## Your assignment
The data must be given again exactly as written, with all images omitted.

Element data from apps and pages
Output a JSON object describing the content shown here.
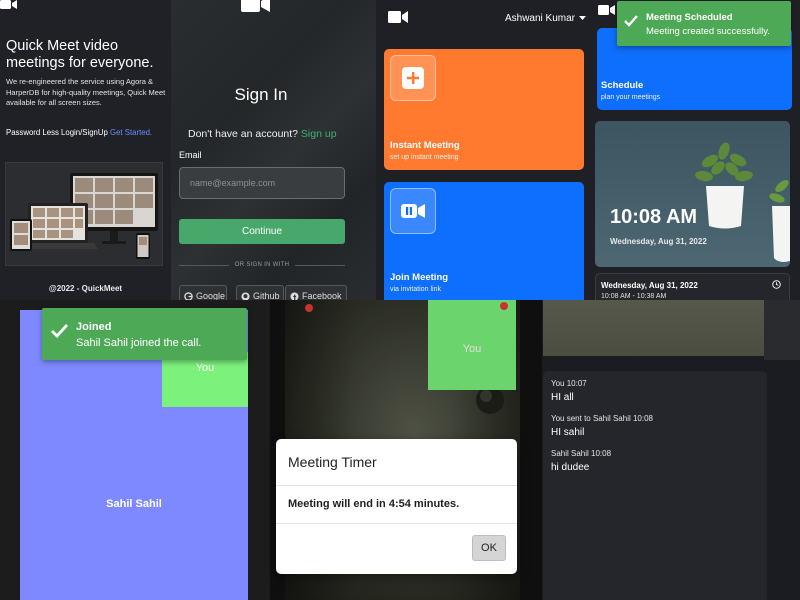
{
  "landing": {
    "headline": "Quick Meet video meetings for everyone.",
    "description": "We re-engineered the service using Agora & HarperDB for high-quality meetings, Quick Meet available for all screen sizes.",
    "login_prefix": "Password Less Login/SignUp",
    "get_started": "Get Started.",
    "footer": "@2022 - QuickMeet",
    "icons": [
      "video-camera-icon",
      "devices-illustration"
    ]
  },
  "signin": {
    "title": "Sign In",
    "no_account": "Don't have an account?",
    "signup_link": "Sign up",
    "email_label": "Email",
    "email_placeholder": "name@example.com",
    "email_value": "",
    "continue_label": "Continue",
    "divider_text": "OR SIGN IN WITH",
    "providers": [
      "Google",
      "Github",
      "Facebook"
    ],
    "colors": {
      "accent": "#48a86c",
      "link": "#3fb171"
    }
  },
  "dashboard": {
    "user_name": "Ashwani Kumar",
    "instant_title": "Instant Meeting",
    "instant_sub": "set up instant meeting",
    "join_title": "Join Meeting",
    "join_sub": "via invitation link",
    "colors": {
      "instant": "#ff7a2f",
      "join": "#0e6efd"
    }
  },
  "schedule": {
    "title": "Schedule",
    "sub": "plan your meetings",
    "time": "10:08 AM",
    "date": "Wednesday, Aug 31, 2022",
    "meeting_date": "Wednesday, Aug 31, 2022",
    "meeting_time": "10:08 AM - 10:38 AM"
  },
  "toast_scheduled": {
    "title": "Meeting Scheduled",
    "body": "Meeting created successfully."
  },
  "call": {
    "participant_name": "Sahil Sahil",
    "self_label": "You",
    "colors": {
      "participant_tile": "#7e89ff",
      "self_tile": "#7cf27d"
    }
  },
  "toast_joined": {
    "title": "Joined",
    "body": "Sahil Sahil joined the call."
  },
  "timer_call": {
    "self_label": "You"
  },
  "timer_dialog": {
    "title": "Meeting Timer",
    "message": "Meeting will end in 4:54 minutes.",
    "ok_label": "OK"
  },
  "chat": {
    "messages": [
      {
        "meta": "You 10:07",
        "text": "HI all"
      },
      {
        "meta": "You sent to Sahil Sahil 10:08",
        "text": "HI sahil"
      },
      {
        "meta": "Sahil Sahil 10:08",
        "text": "hi dudee"
      }
    ]
  }
}
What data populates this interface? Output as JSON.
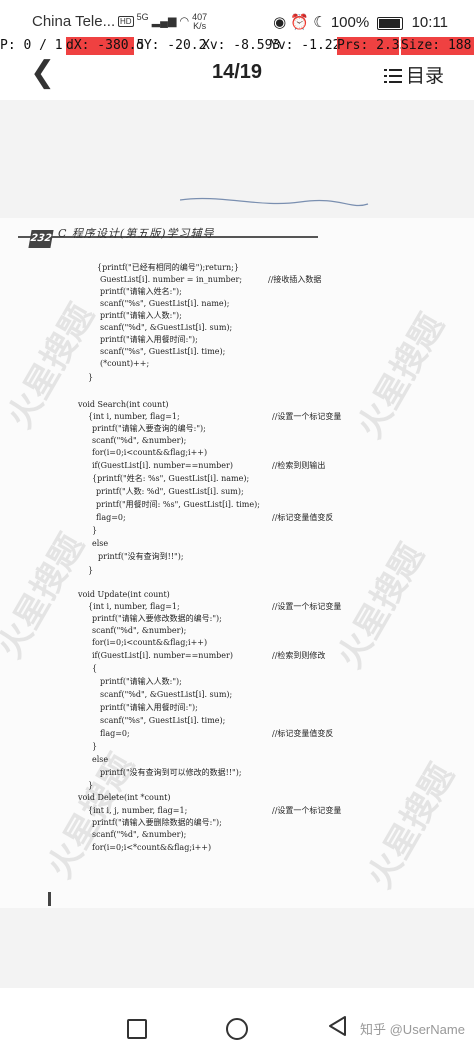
{
  "status_bar": {
    "carrier": "China Tele...",
    "hd": "HD",
    "signal": "5G",
    "speed_value": "407",
    "speed_unit": "K/s",
    "battery": "100%",
    "time": "10:11"
  },
  "debug_bar": {
    "p": "P: 0 / 1",
    "dx": "dX: -380.5",
    "dy": "dY: -20.2",
    "xv": "Xv: -8.593",
    "yv": "Yv: -1.227",
    "prs": "Prs: 2.33",
    "size": "Size: 188.0"
  },
  "nav": {
    "back_icon": "chevron-left-icon",
    "page_indicator": "14/19",
    "toc_icon": "list-icon",
    "toc_label": "目录"
  },
  "document": {
    "page_badge": "232",
    "book_title": "C 程序设计(第五版)学习辅导",
    "code_lines": [
      "{printf(\"已经有相同的编号\");return;}",
      "GuestList[i]. number = in_number;",
      "printf(\"请输入姓名:\");",
      "scanf(\"%s\", GuestList[i]. name);",
      "printf(\"请输入人数:\");",
      "scanf(\"%d\", &GuestList[i]. sum);",
      "printf(\"请输入用餐时间:\");",
      "scanf(\"%s\", GuestList[i]. time);",
      "(*count)++;",
      "}",
      "void Search(int count)",
      "{int i, number, flag=1;",
      "printf(\"请输入要查询的编号:\");",
      "scanf(\"%d\", &number);",
      "for(i=0;i<count&&flag;i++)",
      "if(GuestList[i]. number==number)",
      "{printf(\"姓名: %s\", GuestList[i]. name);",
      "printf(\"人数: %d\", GuestList[i]. sum);",
      "printf(\"用餐时间: %s\", GuestList[i]. time);",
      "flag=0;",
      "}",
      "else",
      "printf(\"没有查询到!!\");",
      "}",
      "void Update(int count)",
      "{int i, number, flag=1;",
      "printf(\"请输入要修改数据的编号:\");",
      "scanf(\"%d\", &number);",
      "for(i=0;i<count&&flag;i++)",
      "if(GuestList[i]. number==number)",
      "{",
      "printf(\"请输入人数:\");",
      "scanf(\"%d\", &GuestList[i]. sum);",
      "printf(\"请输入用餐时间:\");",
      "scanf(\"%s\", GuestList[i]. time);",
      "flag=0;",
      "}",
      "else",
      "printf(\"没有查询到可以修改的数据!!\");",
      "}",
      "void Delete(int *count)",
      "{int i, j, number, flag=1;",
      "printf(\"请输入要删除数据的编号:\");",
      "scanf(\"%d\", &number);",
      "for(i=0;i<*count&&flag;i++)"
    ],
    "comments": [
      "//接收插入数据",
      "//设置一个标记变量",
      "//检索到则输出",
      "//标记变量值变反",
      "//设置一个标记变量",
      "//检索到则修改",
      "//标记变量值变反",
      "//设置一个标记变量"
    ],
    "watermark_text": "火星搜题"
  },
  "bottom_bar": {
    "recent_icon": "square-icon",
    "home_icon": "circle-icon",
    "back_icon": "triangle-back-icon",
    "credit": "知乎 @UserName"
  }
}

## Problem solution
Output a JSON object describing the content shown here.
{
  "landing": {
    "headline": "Quick Meet video meetings for everyone.",
    "description": "We re-engineered the service using Agora & HarperDB for high-quality meetings, Quick Meet available for all screen sizes.",
    "login_prefix": "Password Less Login/SignUp",
    "get_started": "Get Started.",
    "footer": "@2022 - QuickMeet",
    "icons": [
      "video-camera-icon",
      "devices-illustration"
    ]
  },
  "signin": {
    "title": "Sign In",
    "no_account": "Don't have an account?",
    "signup_link": "Sign up",
    "email_label": "Email",
    "email_placeholder": "name@example.com",
    "email_value": "",
    "continue_label": "Continue",
    "divider_text": "OR SIGN IN WITH",
    "providers": [
      "Google",
      "Github",
      "Facebook"
    ],
    "colors": {
      "accent": "#48a86c",
      "link": "#3fb171"
    }
  },
  "dashboard": {
    "user_name": "Ashwani Kumar",
    "instant_title": "Instant Meeting",
    "instant_sub": "set up instant meeting",
    "join_title": "Join Meeting",
    "join_sub": "via invitation link",
    "colors": {
      "instant": "#ff7a2f",
      "join": "#0e6efd"
    }
  },
  "schedule": {
    "title": "Schedule",
    "sub": "plan your meetings",
    "time": "10:08 AM",
    "date": "Wednesday, Aug 31, 2022",
    "meeting_date": "Wednesday, Aug 31, 2022",
    "meeting_time": "10:08 AM - 10:38 AM"
  },
  "toast_scheduled": {
    "title": "Meeting Scheduled",
    "body": "Meeting created successfully."
  },
  "call": {
    "participant_name": "Sahil Sahil",
    "self_label": "You",
    "colors": {
      "participant_tile": "#7e89ff",
      "self_tile": "#7cf27d"
    }
  },
  "toast_joined": {
    "title": "Joined",
    "body": "Sahil Sahil joined the call."
  },
  "timer_call": {
    "self_label": "You"
  },
  "timer_dialog": {
    "title": "Meeting Timer",
    "message": "Meeting will end in 4:54 minutes.",
    "ok_label": "OK"
  },
  "chat": {
    "messages": [
      {
        "meta": "You 10:07",
        "text": "HI all"
      },
      {
        "meta": "You sent to Sahil Sahil 10:08",
        "text": "HI sahil"
      },
      {
        "meta": "Sahil Sahil 10:08",
        "text": "hi dudee"
      }
    ]
  }
}
What data populates this interface? Output as JSON.
{
  "status_bar": {
    "carrier": "China Tele...",
    "hd": "HD",
    "signal": "5G",
    "speed_value": "407",
    "speed_unit": "K/s",
    "battery": "100%",
    "time": "10:11"
  },
  "debug_bar": {
    "p": "P: 0 / 1",
    "dx": "dX: -380.5",
    "dy": "dY: -20.2",
    "xv": "Xv: -8.593",
    "yv": "Yv: -1.227",
    "prs": "Prs: 2.33",
    "size": "Size: 188.0"
  },
  "nav": {
    "back_icon": "chevron-left-icon",
    "page_indicator": "14/19",
    "toc_icon": "list-icon",
    "toc_label": "目录"
  },
  "document": {
    "page_badge": "232",
    "book_title": "C 程序设计(第五版)学习辅导",
    "code_lines": [
      "{printf(\"已经有相同的编号\");return;}",
      "GuestList[i]. number = in_number;",
      "printf(\"请输入姓名:\");",
      "scanf(\"%s\", GuestList[i]. name);",
      "printf(\"请输入人数:\");",
      "scanf(\"%d\", &GuestList[i]. sum);",
      "printf(\"请输入用餐时间:\");",
      "scanf(\"%s\", GuestList[i]. time);",
      "(*count)++;",
      "}",
      "void Search(int count)",
      "{int i, number, flag=1;",
      "printf(\"请输入要查询的编号:\");",
      "scanf(\"%d\", &number);",
      "for(i=0;i<count&&flag;i++)",
      "if(GuestList[i]. number==number)",
      "{printf(\"姓名: %s\", GuestList[i]. name);",
      "printf(\"人数: %d\", GuestList[i]. sum);",
      "printf(\"用餐时间: %s\", GuestList[i]. time);",
      "flag=0;",
      "}",
      "else",
      "printf(\"没有查询到!!\");",
      "}",
      "void Update(int count)",
      "{int i, number, flag=1;",
      "printf(\"请输入要修改数据的编号:\");",
      "scanf(\"%d\", &number);",
      "for(i=0;i<count&&flag;i++)",
      "if(GuestList[i]. number==number)",
      "{",
      "printf(\"请输入人数:\");",
      "scanf(\"%d\", &GuestList[i]. sum);",
      "printf(\"请输入用餐时间:\");",
      "scanf(\"%s\", GuestList[i]. time);",
      "flag=0;",
      "}",
      "else",
      "printf(\"没有查询到可以修改的数据!!\");",
      "}",
      "void Delete(int *count)",
      "{int i, j, number, flag=1;",
      "printf(\"请输入要删除数据的编号:\");",
      "scanf(\"%d\", &number);",
      "for(i=0;i<*count&&flag;i++)"
    ],
    "comments": [
      "//接收插入数据",
      "//设置一个标记变量",
      "//检索到则输出",
      "//标记变量值变反",
      "//设置一个标记变量",
      "//检索到则修改",
      "//标记变量值变反",
      "//设置一个标记变量"
    ],
    "watermark_text": "火星搜题"
  },
  "bottom_bar": {
    "recent_icon": "square-icon",
    "home_icon": "circle-icon",
    "back_icon": "triangle-back-icon",
    "credit": "知乎 @UserName"
  }
}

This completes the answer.